During his speech at the annual meeting of National Academy of Sciences, President Barak Obama has pledged to invest 3% of the US gross domestic product (GDP) on research and development (R&D), raising the current figure an increment of 0.4%. To most scientists, particularly academic, relying mostly on government collected tax-payers money, that’s terrific news. Nevertheless, 13 years ago, Terence Kealey-professor of biochemistry and author of “The Economic Laws of Scientific Research”, stated that “The funding of science is not a political decision; it is economically determined”(1). For example, investing money into education and science for more than 50 years ago by US governments paid off when Apollo 11 space flight landed the first humans on the moon.
Today, the US encounters a new challenge that "Our students are outperformed in math and science by their peers in Singapore, Japan, England, the Netherlands, Hong Kong, and Korea, among others” said Obama. Currently, the US is leading the world R&D with 36 percent of projected world R&D performance in 2007. However, the Asian-nations R&D performance has dramatically increased over the last decade powered mainly by “industrial science”. This was exemplified by Kealey when he mentioned in his article Hiroyuki Odagiri and Naoki Murakimi study on some Japanese pharmaceutical companies that collected $13 billion sales in 1981, with an annual return of 19 percent on investment in R&D. What are our expectations 10 years from today? If boosting science and mathematics education by extra government funding of a $5 billion program called “Race to the Top”, did not fulfill its goal. Our students are still lagging behind and if the US-industrial science is outweighed by high-tech Asian nations. To help figuring it out: China, Japan, and South Korea combined R&D investment, three years ago, accounted for 27 percent of world R&D, more than the 27 nations of the European Union according to Organization for Economic Co-Operation and Development Index in 2007 (2).

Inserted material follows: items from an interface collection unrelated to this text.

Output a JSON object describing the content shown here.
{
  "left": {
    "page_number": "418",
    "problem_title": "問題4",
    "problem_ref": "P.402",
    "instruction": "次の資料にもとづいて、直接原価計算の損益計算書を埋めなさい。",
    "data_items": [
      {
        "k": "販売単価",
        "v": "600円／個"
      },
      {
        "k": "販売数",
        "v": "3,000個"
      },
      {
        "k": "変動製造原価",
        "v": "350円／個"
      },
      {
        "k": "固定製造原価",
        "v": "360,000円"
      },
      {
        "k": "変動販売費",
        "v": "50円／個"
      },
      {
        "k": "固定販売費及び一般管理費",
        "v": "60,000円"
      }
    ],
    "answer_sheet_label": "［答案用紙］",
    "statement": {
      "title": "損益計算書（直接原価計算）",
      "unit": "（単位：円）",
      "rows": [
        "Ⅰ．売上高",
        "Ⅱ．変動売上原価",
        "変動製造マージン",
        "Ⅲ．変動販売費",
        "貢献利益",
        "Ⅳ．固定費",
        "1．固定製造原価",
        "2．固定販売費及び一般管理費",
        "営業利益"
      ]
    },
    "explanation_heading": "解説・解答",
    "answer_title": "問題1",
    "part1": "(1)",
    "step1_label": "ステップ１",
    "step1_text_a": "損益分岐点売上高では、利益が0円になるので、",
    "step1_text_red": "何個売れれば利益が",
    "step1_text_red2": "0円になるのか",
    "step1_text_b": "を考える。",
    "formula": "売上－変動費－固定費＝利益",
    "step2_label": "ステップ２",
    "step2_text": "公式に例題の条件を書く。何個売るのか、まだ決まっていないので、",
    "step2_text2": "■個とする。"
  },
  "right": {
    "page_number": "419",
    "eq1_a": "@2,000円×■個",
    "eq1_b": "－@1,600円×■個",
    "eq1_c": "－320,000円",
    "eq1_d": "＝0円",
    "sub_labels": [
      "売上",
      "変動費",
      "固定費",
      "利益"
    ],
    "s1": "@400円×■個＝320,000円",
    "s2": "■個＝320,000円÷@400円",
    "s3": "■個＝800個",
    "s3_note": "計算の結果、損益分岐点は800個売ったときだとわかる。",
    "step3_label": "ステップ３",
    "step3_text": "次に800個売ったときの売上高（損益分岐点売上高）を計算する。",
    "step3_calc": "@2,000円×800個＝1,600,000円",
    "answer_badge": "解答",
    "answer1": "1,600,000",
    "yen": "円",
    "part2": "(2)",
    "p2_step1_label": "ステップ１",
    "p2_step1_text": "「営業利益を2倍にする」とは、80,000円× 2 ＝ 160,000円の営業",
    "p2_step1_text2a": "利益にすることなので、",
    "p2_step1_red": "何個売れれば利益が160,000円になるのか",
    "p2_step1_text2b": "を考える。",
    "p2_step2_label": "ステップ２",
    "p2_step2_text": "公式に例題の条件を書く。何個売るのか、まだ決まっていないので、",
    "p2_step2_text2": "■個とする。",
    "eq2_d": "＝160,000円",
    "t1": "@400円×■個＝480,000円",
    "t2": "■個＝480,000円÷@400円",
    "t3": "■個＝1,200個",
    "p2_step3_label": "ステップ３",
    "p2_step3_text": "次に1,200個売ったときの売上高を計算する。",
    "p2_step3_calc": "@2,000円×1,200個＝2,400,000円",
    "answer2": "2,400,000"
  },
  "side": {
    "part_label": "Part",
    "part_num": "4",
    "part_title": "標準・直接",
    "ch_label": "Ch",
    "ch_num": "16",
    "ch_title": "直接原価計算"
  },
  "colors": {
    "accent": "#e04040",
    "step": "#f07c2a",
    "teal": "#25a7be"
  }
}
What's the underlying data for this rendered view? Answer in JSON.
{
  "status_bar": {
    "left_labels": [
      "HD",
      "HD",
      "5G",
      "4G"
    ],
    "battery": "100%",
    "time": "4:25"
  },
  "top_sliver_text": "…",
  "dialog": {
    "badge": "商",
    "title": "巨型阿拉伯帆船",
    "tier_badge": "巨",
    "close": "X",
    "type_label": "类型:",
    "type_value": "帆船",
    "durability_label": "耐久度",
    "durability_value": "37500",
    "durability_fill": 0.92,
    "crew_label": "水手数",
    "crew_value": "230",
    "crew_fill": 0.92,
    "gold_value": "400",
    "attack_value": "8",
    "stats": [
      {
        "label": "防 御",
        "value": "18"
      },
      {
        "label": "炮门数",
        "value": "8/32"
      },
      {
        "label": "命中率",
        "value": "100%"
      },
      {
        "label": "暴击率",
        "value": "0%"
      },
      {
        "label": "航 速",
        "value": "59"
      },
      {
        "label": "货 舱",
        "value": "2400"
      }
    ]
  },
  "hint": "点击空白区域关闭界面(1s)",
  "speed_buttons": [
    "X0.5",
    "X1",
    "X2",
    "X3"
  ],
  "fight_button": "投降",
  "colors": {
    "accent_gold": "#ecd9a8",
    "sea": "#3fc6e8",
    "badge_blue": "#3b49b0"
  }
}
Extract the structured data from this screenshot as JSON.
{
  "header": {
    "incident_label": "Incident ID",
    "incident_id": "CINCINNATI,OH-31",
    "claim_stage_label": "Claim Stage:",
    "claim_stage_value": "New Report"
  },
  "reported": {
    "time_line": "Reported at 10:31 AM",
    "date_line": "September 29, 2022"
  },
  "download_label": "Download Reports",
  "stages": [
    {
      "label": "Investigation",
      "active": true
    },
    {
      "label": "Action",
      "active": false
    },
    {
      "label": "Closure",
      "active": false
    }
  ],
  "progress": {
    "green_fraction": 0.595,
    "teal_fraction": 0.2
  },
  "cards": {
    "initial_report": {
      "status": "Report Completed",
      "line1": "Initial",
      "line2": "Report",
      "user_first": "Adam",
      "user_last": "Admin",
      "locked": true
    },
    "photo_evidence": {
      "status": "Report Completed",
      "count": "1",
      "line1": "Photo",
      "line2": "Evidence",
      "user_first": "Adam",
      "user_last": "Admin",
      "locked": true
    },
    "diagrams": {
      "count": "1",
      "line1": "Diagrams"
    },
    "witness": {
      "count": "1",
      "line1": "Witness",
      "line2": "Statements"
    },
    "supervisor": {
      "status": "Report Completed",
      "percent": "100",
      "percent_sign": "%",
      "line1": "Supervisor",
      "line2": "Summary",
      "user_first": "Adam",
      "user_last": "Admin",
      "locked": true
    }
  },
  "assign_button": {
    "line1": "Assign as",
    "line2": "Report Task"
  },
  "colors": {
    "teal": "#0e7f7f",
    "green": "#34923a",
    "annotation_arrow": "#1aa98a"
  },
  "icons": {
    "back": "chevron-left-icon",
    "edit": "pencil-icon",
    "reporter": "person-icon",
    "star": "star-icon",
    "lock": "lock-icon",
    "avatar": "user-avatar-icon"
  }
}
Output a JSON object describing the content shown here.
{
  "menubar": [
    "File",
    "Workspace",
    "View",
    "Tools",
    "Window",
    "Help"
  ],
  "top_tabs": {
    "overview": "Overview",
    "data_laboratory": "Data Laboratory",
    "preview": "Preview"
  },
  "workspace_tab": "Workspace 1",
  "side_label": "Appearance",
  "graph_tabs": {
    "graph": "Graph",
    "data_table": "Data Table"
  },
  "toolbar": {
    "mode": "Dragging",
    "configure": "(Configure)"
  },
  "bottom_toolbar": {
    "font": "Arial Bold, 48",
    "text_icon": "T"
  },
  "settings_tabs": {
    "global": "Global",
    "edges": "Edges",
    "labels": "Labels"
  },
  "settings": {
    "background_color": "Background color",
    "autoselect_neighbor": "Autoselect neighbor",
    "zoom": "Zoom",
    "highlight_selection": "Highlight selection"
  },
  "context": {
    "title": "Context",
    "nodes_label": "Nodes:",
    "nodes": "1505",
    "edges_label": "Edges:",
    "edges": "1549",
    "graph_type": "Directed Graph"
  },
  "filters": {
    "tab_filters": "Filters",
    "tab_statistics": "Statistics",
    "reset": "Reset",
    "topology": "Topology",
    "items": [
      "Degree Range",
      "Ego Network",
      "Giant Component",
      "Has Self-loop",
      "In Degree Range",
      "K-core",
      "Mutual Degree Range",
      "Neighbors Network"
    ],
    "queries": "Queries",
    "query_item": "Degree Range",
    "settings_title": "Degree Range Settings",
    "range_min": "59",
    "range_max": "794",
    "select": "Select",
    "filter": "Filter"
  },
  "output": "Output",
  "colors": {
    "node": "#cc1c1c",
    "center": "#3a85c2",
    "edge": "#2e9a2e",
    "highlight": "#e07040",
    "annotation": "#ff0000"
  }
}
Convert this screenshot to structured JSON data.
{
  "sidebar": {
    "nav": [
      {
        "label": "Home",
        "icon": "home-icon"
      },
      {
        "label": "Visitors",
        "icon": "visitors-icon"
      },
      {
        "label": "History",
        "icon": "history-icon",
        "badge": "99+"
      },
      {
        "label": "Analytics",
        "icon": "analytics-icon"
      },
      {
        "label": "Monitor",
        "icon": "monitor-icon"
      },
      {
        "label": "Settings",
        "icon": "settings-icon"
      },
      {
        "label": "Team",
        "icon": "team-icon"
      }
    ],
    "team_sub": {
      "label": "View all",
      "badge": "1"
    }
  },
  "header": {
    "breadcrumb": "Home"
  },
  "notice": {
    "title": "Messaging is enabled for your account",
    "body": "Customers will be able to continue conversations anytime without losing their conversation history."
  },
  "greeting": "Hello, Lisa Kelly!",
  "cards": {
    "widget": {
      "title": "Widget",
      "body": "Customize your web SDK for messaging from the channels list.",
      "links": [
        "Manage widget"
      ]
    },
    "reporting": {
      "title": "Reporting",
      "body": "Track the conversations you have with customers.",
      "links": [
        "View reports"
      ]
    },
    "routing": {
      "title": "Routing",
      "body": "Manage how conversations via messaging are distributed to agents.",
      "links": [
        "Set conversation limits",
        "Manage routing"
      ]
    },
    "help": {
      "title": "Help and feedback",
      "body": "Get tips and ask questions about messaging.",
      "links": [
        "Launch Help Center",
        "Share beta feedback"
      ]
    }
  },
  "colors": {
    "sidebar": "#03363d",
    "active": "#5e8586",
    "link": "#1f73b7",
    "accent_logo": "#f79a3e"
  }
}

Badr M. Ibrahim
Pharmacology and Toxicology Ph.D. Candidate,
East Carolina University
- End Government Science Funding, by Terence Kealey. Cato Institute, www.cato.com
- Organization for Economic Co-Operation and Development Index.